Set down the full data below exactly as given, please.

------ RECORDS FOR THIS EXERCISE ------

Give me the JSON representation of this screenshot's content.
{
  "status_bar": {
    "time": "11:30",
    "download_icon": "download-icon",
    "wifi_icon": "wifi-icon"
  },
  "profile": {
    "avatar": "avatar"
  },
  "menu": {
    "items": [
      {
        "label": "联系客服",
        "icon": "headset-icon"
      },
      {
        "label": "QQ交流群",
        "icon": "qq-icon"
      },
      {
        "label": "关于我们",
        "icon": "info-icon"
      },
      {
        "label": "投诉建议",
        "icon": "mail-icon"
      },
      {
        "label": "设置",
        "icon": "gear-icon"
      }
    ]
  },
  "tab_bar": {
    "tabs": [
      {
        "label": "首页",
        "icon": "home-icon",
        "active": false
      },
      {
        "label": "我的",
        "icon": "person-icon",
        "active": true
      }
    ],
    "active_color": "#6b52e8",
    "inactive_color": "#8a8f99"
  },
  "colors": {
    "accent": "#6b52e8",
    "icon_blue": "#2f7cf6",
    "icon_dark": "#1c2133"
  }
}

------

> [EXERCISE OUTPUT]
Give me the JSON representation of this screenshot's content.
{
  "status_bar": {
    "time": "11:30",
    "download_icon": "download-icon",
    "wifi_icon": "wifi-icon"
  },
  "profile": {
    "avatar": "avatar"
  },
  "menu": {
    "items": [
      {
        "label": "联系客服",
        "icon": "headset-icon"
      },
      {
        "label": "QQ交流群",
        "icon": "qq-icon"
      },
      {
        "label": "关于我们",
        "icon": "info-icon"
      },
      {
        "label": "投诉建议",
        "icon": "mail-icon"
      },
      {
        "label": "设置",
        "icon": "gear-icon"
      }
    ]
  },
  "tab_bar": {
    "tabs": [
      {
        "label": "首页",
        "icon": "home-icon",
        "active": false
      },
      {
        "label": "我的",
        "icon": "person-icon",
        "active": true
      }
    ],
    "active_color": "#6b52e8",
    "inactive_color": "#8a8f99"
  },
  "colors": {
    "accent": "#6b52e8",
    "icon_blue": "#2f7cf6",
    "icon_dark": "#1c2133"
  }
}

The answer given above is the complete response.